[Data to use — start]

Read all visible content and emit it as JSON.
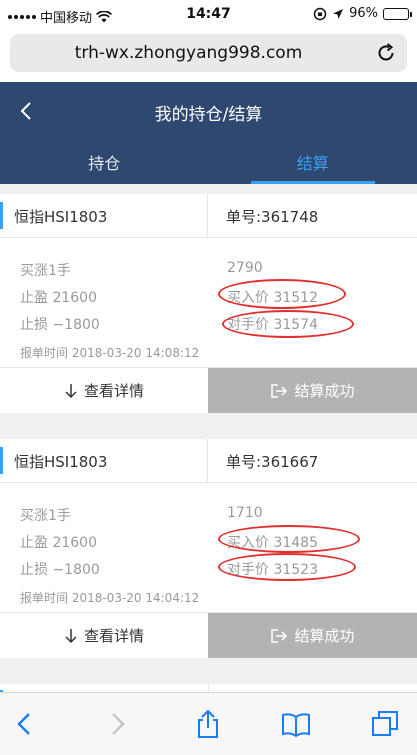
{
  "status_bar": {
    "carrier": "中国移动",
    "time": "14:47",
    "battery_percent": "96%",
    "battery_level": 0.96
  },
  "browser": {
    "url": "trh-wx.zhongyang998.com"
  },
  "header": {
    "title": "我的持仓/结算",
    "tabs": [
      {
        "label": "持仓",
        "active": false
      },
      {
        "label": "结算",
        "active": true
      }
    ]
  },
  "orders": [
    {
      "product": "恒指HSI1803",
      "order_no": "单号:361748",
      "direction": "买涨1手",
      "take_profit": "止盈  21600",
      "stop_loss": "止损  −1800",
      "amount": "2790",
      "buy_price": "买入价  31512",
      "counter_price": "对手价  31574",
      "order_time": "报单时间  2018-03-20 14:08:12",
      "detail_label": "查看详情",
      "status_label": "结算成功"
    },
    {
      "product": "恒指HSI1803",
      "order_no": "单号:361667",
      "direction": "买涨1手",
      "take_profit": "止盈  21600",
      "stop_loss": "止损  −1800",
      "amount": "1710",
      "buy_price": "买入价  31485",
      "counter_price": "对手价  31523",
      "order_time": "报单时间  2018-03-20 14:04:12",
      "detail_label": "查看详情",
      "status_label": "结算成功"
    }
  ],
  "colors": {
    "header_bg": "#2e4870",
    "accent": "#3aa0f0",
    "annotation_red": "#e03030",
    "done_button_bg": "#b3b3b3"
  }
}
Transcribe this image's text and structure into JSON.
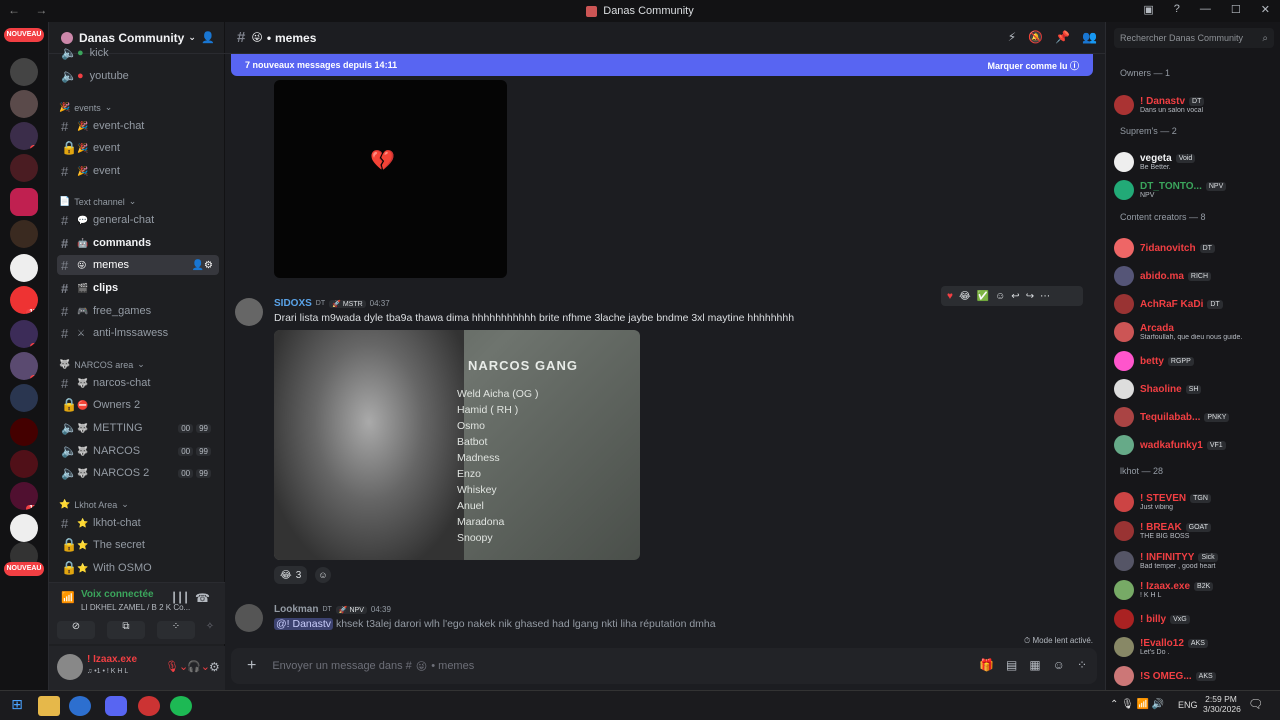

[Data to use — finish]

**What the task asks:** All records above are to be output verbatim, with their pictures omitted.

**Written solution:**
Read all visible content and emit it as JSON.
{
  "status_bar": {
    "carrier": "中国移动",
    "time": "14:47",
    "battery_percent": "96%",
    "battery_level": 0.96
  },
  "browser": {
    "url": "trh-wx.zhongyang998.com"
  },
  "header": {
    "title": "我的持仓/结算",
    "tabs": [
      {
        "label": "持仓",
        "active": false
      },
      {
        "label": "结算",
        "active": true
      }
    ]
  },
  "orders": [
    {
      "product": "恒指HSI1803",
      "order_no": "单号:361748",
      "direction": "买涨1手",
      "take_profit": "止盈  21600",
      "stop_loss": "止损  −1800",
      "amount": "2790",
      "buy_price": "买入价  31512",
      "counter_price": "对手价  31574",
      "order_time": "报单时间  2018-03-20 14:08:12",
      "detail_label": "查看详情",
      "status_label": "结算成功"
    },
    {
      "product": "恒指HSI1803",
      "order_no": "单号:361667",
      "direction": "买涨1手",
      "take_profit": "止盈  21600",
      "stop_loss": "止损  −1800",
      "amount": "1710",
      "buy_price": "买入价  31485",
      "counter_price": "对手价  31523",
      "order_time": "报单时间  2018-03-20 14:04:12",
      "detail_label": "查看详情",
      "status_label": "结算成功"
    }
  ],
  "colors": {
    "header_bg": "#2e4870",
    "accent": "#3aa0f0",
    "annotation_red": "#e03030",
    "done_button_bg": "#b3b3b3"
  }
}
Transcribe this image's text and structure into JSON.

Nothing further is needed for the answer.